Two new studies presented at the European League Against Rheumatism Annual Congress (EULAR 2016) have shown that the use of gene profiling designed to predict a positive response to treatment in rheumatoid arthritis (RA) patients is following the lead from its use in cancer treatment. Prompt identification of those RA patients not responding to treatment supports timely switching to alternative treatment, reducing the chance of long-term joint damage and avoiding money being wasted on ineffective drugs.

The latest innovations in developing personalised medicine for RA come from two gene profiling studies, which identified early predictors of response to from blood samples as follows:

  • A distinctive pattern of changes in gene expression occurs in those RA patients who have a good-response to a TNF inhibitor at three months, but not in non-responders
  • A specific genetic marker influences response to therapy in the early stages of RA; a link thought to be due to the gene activating a cell-signalling protein involved in the inflammatory disease process.

Faced with an increasing choice of different biologic therapies, rheumatologists have a critical need for better tools to inform their management of RA. Despite the revolutionary impact of anti-TNF treatments on RA patients, good disease control is only achieved in 30% of patients. The ability to identify those patients unlikely to respond to first-line biologic anti-TNF therapies prior to their treatment would allow these patients to be prescribed alternative therapies, providing faster relief of symptoms and reducing the risk of future complications.

There is now a large body of information about the genetic basis of RA, and it seems likely that genetic variation will become useful in predicting treatment response, with the ultimate aim of developing diagnostic and prognostic gene tests that achieve clinical validation, regulatory approval and widespread adoption.5

Genomic profiling identifies responders to adalimumab

According to lead author Mr James Oliver of the Arthritis Research UK, Centre for Genetics and Genomics, Centre for Musculoskeletal Research, University of Manchester, UK, "in current clinical practice, RA drugs are administered on a trial and error basis; there are no clinical biomarkers of response to guide treatment decisions. While non-responding patients can be switched to alternative therapies at three months, many remain on ineffective therapy for longer periods.

"Having a blood-based biomarker for good-response to anti-TNF treatment at three months would support timely switching in patients whose disease activity is not controlled by a particular drug, reducing the impact of long-term joint damage and facilitating more responsible spending on RA drug treatment. Gene expression biomarkers are being successfully used to guide therapy decisions in the field of cancer. Therefore gene expression analysis should be explored and included in future efforts to personalise therapy in RA," Mr Oliver concluded.

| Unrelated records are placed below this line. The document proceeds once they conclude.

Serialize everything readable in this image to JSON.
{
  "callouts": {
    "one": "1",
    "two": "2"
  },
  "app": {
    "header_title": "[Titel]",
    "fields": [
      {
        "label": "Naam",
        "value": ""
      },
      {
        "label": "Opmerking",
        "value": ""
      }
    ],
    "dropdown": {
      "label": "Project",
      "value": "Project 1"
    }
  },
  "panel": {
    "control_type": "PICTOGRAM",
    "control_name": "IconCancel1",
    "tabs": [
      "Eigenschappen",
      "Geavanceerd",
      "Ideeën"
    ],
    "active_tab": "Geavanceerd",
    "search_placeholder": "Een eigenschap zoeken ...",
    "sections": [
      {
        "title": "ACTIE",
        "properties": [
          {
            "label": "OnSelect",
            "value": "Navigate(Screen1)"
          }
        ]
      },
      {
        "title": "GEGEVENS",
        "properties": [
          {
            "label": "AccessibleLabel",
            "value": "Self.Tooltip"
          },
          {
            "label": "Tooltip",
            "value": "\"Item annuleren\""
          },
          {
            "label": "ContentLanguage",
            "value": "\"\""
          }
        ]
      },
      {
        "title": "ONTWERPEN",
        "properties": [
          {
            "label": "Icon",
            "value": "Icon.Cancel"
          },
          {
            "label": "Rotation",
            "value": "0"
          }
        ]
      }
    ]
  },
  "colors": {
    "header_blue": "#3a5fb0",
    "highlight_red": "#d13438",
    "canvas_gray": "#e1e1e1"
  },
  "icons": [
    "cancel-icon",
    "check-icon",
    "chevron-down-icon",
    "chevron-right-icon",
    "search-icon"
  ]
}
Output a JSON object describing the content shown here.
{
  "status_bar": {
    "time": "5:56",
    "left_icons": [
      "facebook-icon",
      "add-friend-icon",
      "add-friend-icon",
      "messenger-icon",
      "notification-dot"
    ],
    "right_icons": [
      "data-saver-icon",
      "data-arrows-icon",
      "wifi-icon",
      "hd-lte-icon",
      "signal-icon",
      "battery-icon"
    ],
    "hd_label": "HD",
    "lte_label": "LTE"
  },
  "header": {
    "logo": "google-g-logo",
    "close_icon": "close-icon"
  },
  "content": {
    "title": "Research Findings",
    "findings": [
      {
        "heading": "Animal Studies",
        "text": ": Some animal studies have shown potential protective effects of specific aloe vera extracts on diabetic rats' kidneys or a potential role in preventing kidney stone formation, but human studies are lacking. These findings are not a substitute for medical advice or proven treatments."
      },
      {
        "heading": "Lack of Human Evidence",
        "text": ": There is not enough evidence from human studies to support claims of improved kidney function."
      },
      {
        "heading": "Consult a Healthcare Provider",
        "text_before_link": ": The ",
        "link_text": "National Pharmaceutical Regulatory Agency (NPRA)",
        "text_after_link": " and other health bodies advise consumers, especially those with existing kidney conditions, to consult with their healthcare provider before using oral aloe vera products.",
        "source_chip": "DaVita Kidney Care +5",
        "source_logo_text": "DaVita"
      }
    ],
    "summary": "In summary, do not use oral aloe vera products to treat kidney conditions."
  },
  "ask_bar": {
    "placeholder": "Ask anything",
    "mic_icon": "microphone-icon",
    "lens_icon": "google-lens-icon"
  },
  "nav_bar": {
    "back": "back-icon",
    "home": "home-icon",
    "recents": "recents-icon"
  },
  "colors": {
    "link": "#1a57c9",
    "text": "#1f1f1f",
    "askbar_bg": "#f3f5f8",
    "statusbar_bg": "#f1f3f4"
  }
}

Gene expression profiling was performed on blood samples taken from 70 RA patients: 50 of whom had shown a good response to the anti-TNF biologic treatment adalimumab, 20 of whom had shown no response to this drug. The samples were taken at the start of treatment (baseline) and three months later; treatment response was assessed using ACR/EULAR criteria.

Evaluation of the levels of gene expression in these blood samples showed a distinct change in RA patients who had responded to treatment. However, there were no significant differences in between baseline and three months in the non-responders. Further analysis of the genes that had been stimulated in the responders revealed that they were involved in immune cell function relevant to the inflammatory disease process in RA.

RA patients with specific genetic marker less likely to respond to treatment

"Our findings show that a specific genetic marker (known as allele*2 of the HS1,2A enhancer region) influences not just disease activity in RA patients, but also response to therapy in the early stages of their disease," said lead investigator Dr Gabriele Di Sante of the Institute of Rheumatology and Related Sciences, Catholic University of the Sacred Heart, Rome, Italy. This genetic biomarker should be further tested as a possible contributor to personalised therapy in RA," he added.

Previous research has identified the role of the HS1,2A enhancer genetic marker in several autoimmune chronic inflammatory diseases. , Interest in its potential role as a predictor of disease activity and treatment response was heightened by the demonstration that one specific gene (allele*2) in the HS1,2A enhancer region has a binding site for the cell-signalling protein known as NF-kB, which is not present in an alternative gene (allele*1) in this region. NF-kB is known to be involved in the inflammatory disease process in RA.

Genotyping of a population of 329 patients with early RA revealed just over one-quarter had the allele*2 HS1,2A enhancer, and one in 10 the allele*1 HS1,2A enhancer, which is comparable with previously published data.7 Patients with the allele*2 genotype had more active disease at the start of treatment and were significantly less likely to achieve a good response and/or remission after three months treatment than those patients with the allele*1 genotype.

Moreover, at six months follow-up, a higher percentage of subjects carrying the allele*2 genotype needed an additional TNF-blocker compared to patients without the allele*2 genotype.